All see it as a part of a growing pattern of Chrysler lawsuits against suppliers.
Cast no shadow is the most critical, charging that procurement chief John Campi first paid consultants to do his job, then used more corporate money to sue Accenture. He suggests: “The next step is asking for money to sue the lawyers when they lose the lawsuit.”
Now, nobody posting comments has much sympathy for consultancy Accenture -- “typical consultants overselling their abilities,” says one writer -- but the main concern is the emerging pattern of Chrysler settling disputes by filing lawsuits.
“Chrysler needs to get back to the Stallkamp days of good relations with suppliers and vendors and resolve differences in-house,” says one.
“Chrysler is starting to gain a negative reputation suing its suppliers and now consultants,” says another.
COO@Tier1 says Chrysler should look within itself at “failed programs, propaganda and products” and concludes “Chrysler will not succeed with the type of negative process.”
A larger question is whether Chrysler truly expects long-term savings from such an approach. Certainly, automakers have a long history of hammering their parts suppliers on price and terms of delivery.

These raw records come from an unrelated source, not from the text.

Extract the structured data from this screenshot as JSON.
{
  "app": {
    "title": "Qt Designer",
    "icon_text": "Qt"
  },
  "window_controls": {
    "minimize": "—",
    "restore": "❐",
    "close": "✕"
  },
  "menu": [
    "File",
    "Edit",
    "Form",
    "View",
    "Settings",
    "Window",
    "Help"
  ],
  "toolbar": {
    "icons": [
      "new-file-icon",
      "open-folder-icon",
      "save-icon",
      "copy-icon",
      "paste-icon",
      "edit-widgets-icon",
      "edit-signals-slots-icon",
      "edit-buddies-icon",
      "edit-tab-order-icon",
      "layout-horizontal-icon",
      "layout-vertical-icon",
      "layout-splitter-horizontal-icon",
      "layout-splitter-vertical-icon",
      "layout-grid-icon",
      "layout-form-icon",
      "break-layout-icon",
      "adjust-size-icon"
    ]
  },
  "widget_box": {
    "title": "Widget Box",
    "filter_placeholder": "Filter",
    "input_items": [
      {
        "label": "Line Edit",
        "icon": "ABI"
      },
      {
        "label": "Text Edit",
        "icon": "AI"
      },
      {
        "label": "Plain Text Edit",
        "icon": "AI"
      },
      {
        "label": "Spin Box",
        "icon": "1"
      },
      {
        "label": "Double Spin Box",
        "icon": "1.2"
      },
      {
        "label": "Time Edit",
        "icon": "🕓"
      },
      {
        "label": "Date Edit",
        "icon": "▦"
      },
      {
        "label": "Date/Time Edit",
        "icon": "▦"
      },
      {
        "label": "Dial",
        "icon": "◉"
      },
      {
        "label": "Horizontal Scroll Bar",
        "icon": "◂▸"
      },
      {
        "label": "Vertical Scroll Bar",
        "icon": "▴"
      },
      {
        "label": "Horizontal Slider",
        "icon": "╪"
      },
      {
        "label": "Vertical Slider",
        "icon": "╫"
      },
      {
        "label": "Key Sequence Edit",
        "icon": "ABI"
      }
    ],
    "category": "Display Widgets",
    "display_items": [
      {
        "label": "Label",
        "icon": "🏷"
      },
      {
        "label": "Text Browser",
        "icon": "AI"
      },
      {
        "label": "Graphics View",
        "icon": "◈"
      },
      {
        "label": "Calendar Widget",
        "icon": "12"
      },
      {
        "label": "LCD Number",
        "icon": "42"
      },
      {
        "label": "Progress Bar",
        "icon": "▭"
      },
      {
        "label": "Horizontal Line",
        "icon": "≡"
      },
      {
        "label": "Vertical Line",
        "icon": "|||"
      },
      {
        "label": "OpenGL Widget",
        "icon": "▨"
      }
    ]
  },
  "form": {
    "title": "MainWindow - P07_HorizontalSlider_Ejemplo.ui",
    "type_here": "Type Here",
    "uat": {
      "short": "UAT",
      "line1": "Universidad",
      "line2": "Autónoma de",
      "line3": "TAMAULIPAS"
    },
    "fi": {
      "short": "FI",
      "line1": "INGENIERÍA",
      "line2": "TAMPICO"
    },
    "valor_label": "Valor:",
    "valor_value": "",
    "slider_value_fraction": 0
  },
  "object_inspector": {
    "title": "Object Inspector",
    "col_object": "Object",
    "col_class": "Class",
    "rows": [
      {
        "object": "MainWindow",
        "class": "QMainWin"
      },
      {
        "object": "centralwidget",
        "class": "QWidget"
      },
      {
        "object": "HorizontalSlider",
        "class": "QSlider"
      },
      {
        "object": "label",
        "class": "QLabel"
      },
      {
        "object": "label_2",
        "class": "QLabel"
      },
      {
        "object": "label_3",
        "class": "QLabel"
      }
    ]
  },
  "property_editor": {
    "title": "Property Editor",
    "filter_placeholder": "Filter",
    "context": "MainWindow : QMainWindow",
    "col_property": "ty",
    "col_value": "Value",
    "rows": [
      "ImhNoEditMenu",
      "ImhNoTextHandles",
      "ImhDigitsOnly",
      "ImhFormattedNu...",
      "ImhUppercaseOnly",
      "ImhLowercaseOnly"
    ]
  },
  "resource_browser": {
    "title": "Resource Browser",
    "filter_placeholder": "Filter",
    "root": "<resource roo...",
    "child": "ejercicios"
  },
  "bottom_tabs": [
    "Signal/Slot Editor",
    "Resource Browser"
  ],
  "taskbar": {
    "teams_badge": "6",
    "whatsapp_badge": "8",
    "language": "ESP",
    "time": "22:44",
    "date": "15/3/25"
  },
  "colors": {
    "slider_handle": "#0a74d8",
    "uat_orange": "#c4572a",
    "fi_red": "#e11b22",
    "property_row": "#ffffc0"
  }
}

But suppliers are no longer helpless victims laid bare on the anvil.
Increasingly, suppliers and not automakers control the technology that goes into cars. Suppliers decide who gets new technology. And -- Chrysler, take note -- who doesn’t. An August Automotive News-Supplierbusiness survey of 98 parts makers found that 43 percent are less likely to offer new technology to Chrysler in the future.
So why is Chrysler suing so many suppliers? Does anybody have a theory?